> Aim of the exercise
For the word "title", count the lines of the data that include it and give only the total.

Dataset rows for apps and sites
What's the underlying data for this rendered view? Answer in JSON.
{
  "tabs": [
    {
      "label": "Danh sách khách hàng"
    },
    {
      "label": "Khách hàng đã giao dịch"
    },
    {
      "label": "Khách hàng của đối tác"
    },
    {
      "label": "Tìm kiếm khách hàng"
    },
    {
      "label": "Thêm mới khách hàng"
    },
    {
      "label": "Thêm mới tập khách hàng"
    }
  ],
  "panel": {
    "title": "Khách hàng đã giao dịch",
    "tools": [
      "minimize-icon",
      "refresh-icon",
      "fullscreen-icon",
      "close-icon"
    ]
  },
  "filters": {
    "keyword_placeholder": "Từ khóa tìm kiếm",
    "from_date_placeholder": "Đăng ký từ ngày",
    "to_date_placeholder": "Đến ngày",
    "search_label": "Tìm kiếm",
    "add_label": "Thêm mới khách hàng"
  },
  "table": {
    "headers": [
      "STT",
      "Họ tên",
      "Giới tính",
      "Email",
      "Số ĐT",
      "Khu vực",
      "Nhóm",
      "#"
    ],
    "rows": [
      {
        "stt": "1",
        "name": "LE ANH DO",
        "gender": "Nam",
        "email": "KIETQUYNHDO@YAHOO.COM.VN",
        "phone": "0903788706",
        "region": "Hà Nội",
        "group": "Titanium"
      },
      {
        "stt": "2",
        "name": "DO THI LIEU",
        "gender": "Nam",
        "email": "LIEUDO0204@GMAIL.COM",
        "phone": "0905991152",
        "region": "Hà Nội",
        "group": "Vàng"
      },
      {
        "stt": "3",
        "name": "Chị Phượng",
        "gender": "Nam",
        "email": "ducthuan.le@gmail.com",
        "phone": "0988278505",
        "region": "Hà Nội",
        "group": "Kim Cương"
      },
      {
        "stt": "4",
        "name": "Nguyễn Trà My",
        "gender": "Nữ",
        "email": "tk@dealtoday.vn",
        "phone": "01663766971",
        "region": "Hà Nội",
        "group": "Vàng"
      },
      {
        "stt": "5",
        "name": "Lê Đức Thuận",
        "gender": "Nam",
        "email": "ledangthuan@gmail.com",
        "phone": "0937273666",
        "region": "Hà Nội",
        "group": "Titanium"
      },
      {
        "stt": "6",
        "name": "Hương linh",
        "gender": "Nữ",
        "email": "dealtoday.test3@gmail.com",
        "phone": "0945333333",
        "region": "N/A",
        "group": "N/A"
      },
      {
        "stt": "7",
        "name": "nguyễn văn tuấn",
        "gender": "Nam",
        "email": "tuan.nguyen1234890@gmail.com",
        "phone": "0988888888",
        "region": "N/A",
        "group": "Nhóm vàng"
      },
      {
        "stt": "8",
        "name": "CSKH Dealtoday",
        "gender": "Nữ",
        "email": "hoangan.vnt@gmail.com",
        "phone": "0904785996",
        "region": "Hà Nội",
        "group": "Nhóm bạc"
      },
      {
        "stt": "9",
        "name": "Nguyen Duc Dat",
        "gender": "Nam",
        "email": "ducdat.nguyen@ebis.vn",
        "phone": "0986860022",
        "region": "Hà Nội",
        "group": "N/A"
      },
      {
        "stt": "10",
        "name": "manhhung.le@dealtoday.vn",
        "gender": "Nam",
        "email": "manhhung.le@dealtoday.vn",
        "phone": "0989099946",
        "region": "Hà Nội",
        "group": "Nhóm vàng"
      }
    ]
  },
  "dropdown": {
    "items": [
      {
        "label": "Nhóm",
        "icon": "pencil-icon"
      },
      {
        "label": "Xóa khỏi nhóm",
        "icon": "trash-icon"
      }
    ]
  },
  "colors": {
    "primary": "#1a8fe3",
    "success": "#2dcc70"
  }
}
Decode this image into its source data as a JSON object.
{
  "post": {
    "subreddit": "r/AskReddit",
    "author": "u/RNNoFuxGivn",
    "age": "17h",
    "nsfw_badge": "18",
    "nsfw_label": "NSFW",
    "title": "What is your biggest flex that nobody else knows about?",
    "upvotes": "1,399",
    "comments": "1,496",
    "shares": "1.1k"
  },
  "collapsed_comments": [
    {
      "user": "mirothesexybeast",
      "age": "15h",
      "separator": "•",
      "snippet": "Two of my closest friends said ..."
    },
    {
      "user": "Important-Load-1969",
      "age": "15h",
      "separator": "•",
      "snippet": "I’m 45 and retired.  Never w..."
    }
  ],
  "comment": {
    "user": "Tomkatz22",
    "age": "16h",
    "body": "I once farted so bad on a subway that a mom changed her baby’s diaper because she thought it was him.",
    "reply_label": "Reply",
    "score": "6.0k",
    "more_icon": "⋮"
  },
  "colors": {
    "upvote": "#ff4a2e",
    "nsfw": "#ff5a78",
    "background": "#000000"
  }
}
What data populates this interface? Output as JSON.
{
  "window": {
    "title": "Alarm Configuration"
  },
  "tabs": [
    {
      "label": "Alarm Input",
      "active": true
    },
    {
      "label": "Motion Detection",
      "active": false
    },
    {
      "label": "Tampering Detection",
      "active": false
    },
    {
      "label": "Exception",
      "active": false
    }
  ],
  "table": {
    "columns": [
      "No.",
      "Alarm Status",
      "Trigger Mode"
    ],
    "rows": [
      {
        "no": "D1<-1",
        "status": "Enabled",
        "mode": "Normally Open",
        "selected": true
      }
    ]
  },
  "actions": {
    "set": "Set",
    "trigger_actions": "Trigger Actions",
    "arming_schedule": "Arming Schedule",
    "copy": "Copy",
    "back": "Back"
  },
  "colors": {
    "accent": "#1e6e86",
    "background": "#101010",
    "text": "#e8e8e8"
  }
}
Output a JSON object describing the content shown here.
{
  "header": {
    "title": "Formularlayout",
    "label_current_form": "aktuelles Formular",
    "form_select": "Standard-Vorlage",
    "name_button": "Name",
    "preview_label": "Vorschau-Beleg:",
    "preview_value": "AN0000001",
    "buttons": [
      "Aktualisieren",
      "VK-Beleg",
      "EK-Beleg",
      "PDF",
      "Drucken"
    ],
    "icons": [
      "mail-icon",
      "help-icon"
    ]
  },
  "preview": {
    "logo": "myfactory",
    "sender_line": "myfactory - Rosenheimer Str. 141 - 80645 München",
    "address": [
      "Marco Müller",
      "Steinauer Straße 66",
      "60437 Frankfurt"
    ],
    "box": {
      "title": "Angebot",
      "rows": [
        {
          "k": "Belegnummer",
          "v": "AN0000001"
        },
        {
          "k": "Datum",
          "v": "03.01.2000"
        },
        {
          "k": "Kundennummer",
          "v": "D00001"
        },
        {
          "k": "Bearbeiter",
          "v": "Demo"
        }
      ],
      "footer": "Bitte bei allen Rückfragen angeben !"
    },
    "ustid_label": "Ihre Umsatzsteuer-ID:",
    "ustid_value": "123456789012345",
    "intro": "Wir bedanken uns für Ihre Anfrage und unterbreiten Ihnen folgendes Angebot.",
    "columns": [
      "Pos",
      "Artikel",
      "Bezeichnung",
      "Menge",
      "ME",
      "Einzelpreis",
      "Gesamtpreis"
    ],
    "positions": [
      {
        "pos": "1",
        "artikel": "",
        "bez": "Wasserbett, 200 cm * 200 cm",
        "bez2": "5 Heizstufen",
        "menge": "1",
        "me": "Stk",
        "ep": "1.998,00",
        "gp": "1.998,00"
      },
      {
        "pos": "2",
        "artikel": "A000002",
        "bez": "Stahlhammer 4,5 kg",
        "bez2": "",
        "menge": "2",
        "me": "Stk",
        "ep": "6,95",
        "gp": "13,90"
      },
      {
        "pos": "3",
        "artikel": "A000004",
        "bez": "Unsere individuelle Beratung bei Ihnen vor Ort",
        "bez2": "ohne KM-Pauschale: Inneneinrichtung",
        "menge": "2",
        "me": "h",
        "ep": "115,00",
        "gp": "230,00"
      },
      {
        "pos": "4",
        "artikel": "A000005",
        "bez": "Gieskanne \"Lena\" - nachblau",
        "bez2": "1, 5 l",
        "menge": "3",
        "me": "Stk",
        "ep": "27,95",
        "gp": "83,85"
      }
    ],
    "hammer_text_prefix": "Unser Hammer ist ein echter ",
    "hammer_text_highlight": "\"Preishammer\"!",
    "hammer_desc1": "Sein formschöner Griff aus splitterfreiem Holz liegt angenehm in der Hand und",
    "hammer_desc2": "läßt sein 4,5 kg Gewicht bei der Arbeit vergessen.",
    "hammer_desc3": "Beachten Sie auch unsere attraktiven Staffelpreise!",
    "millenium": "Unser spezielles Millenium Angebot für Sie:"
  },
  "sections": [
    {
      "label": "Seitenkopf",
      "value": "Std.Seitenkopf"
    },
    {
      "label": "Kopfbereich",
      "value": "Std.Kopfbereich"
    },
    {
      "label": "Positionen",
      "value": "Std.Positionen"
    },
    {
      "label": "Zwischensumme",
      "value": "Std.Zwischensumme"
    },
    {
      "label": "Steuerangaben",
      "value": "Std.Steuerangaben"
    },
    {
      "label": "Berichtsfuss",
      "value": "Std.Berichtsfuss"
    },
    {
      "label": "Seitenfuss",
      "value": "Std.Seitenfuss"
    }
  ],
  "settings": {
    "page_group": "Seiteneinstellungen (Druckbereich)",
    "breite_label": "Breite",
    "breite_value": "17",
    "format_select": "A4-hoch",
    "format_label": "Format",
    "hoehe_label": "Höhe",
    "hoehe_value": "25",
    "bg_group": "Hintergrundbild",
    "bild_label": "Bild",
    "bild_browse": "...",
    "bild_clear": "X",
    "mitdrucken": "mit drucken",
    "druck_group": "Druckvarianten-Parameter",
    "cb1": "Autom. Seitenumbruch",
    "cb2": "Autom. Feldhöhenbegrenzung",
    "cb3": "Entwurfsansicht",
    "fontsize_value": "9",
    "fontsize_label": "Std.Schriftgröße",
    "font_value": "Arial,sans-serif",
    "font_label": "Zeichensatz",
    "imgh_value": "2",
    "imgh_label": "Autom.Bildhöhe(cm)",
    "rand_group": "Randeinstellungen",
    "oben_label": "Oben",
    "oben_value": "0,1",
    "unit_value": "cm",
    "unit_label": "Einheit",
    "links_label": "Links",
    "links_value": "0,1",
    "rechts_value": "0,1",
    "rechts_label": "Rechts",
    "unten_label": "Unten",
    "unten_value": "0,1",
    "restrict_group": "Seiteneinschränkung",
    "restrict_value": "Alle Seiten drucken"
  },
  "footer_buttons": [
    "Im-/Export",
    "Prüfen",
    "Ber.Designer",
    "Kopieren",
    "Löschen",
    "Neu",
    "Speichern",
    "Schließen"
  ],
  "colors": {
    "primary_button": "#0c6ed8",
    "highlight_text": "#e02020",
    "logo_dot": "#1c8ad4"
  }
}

> Result below
5